Dataset rows describing interfaces
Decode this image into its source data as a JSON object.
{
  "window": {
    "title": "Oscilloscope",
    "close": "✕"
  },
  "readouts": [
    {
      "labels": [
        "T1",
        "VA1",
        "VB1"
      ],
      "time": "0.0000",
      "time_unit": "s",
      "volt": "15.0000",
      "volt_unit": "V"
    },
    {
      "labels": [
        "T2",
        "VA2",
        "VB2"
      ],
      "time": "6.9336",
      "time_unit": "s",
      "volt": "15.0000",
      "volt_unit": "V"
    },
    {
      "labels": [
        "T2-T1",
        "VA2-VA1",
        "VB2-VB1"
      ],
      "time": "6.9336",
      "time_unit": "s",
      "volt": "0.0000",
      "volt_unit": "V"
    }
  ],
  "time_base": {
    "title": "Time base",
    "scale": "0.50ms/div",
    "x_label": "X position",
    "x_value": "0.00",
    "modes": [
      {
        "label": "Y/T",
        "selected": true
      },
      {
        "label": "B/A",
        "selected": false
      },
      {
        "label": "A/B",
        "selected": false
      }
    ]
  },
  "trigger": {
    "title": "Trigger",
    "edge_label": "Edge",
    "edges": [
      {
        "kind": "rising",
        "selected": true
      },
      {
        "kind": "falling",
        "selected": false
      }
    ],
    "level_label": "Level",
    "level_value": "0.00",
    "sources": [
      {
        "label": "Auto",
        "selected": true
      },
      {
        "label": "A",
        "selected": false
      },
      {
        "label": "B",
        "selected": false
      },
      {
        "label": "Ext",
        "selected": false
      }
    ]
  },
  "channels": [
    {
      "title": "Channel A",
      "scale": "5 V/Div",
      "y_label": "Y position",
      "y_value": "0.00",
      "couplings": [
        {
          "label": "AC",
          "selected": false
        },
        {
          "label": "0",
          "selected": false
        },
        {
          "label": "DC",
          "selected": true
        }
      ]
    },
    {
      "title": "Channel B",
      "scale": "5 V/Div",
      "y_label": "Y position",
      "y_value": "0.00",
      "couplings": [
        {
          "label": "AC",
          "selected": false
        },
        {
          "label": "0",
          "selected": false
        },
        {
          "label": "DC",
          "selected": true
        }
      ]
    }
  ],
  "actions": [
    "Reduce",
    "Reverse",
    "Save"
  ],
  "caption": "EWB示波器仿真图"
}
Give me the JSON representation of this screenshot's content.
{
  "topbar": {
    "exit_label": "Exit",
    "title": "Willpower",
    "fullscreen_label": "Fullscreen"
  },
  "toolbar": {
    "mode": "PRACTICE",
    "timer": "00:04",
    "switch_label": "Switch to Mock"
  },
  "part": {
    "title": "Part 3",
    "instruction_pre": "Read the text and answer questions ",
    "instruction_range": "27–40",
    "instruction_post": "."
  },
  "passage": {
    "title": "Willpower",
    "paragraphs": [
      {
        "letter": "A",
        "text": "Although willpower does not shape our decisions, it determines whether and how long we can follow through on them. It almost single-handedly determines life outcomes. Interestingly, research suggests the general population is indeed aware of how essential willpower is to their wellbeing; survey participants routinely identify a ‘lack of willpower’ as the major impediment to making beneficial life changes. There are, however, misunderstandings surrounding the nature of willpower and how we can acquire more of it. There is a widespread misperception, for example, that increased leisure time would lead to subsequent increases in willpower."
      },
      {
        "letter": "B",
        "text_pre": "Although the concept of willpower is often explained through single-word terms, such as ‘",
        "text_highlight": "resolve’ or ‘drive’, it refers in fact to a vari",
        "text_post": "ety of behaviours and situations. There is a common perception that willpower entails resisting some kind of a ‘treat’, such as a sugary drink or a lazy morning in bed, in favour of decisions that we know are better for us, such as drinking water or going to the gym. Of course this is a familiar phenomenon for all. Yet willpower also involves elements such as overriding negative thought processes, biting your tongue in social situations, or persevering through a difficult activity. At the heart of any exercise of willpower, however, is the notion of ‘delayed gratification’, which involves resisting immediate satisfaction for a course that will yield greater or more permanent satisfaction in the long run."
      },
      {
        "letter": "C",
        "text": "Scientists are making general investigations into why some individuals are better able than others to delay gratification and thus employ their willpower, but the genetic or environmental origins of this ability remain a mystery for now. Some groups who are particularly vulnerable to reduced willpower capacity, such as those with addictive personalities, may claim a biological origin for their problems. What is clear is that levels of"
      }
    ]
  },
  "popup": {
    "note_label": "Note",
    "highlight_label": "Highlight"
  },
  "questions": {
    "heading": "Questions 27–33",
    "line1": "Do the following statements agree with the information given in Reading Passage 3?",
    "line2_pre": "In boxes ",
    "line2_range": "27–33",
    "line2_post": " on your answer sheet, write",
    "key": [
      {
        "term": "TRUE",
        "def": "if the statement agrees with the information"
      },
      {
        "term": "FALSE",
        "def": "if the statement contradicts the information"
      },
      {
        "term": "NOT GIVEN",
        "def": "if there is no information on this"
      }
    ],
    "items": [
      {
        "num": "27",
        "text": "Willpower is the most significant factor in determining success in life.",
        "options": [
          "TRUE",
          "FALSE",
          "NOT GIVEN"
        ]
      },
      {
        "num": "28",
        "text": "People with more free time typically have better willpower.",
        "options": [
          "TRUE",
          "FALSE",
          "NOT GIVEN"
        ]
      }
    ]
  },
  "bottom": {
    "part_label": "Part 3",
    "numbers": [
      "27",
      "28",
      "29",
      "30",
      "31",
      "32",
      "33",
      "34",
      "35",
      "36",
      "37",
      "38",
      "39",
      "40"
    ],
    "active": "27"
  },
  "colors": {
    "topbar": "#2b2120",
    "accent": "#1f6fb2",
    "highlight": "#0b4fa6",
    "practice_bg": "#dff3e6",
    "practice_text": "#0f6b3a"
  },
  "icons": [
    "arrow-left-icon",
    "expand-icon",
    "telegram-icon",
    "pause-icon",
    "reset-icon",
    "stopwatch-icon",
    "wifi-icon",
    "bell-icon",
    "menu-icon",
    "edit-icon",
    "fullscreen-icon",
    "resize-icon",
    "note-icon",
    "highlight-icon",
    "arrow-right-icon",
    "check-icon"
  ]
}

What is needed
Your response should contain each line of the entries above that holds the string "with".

Answer to the problem
        "text": "Scientists are making general investigations into why some individuals are better able than others to delay gratification and thus employ their willpower, but the genetic or environmental origins of this ability remain a mystery for now. Some groups who are particularly vulnerable to reduced willpower capacity, such as those with addictive personalities, may claim a biological origin for their problems. What is clear is that levels of"
    "line1": "Do the following statements agree with the information given in Reading Passage 3?",
        "def": "if the statement agrees with the information"
        "text": "People with more free time typically have better willpower.",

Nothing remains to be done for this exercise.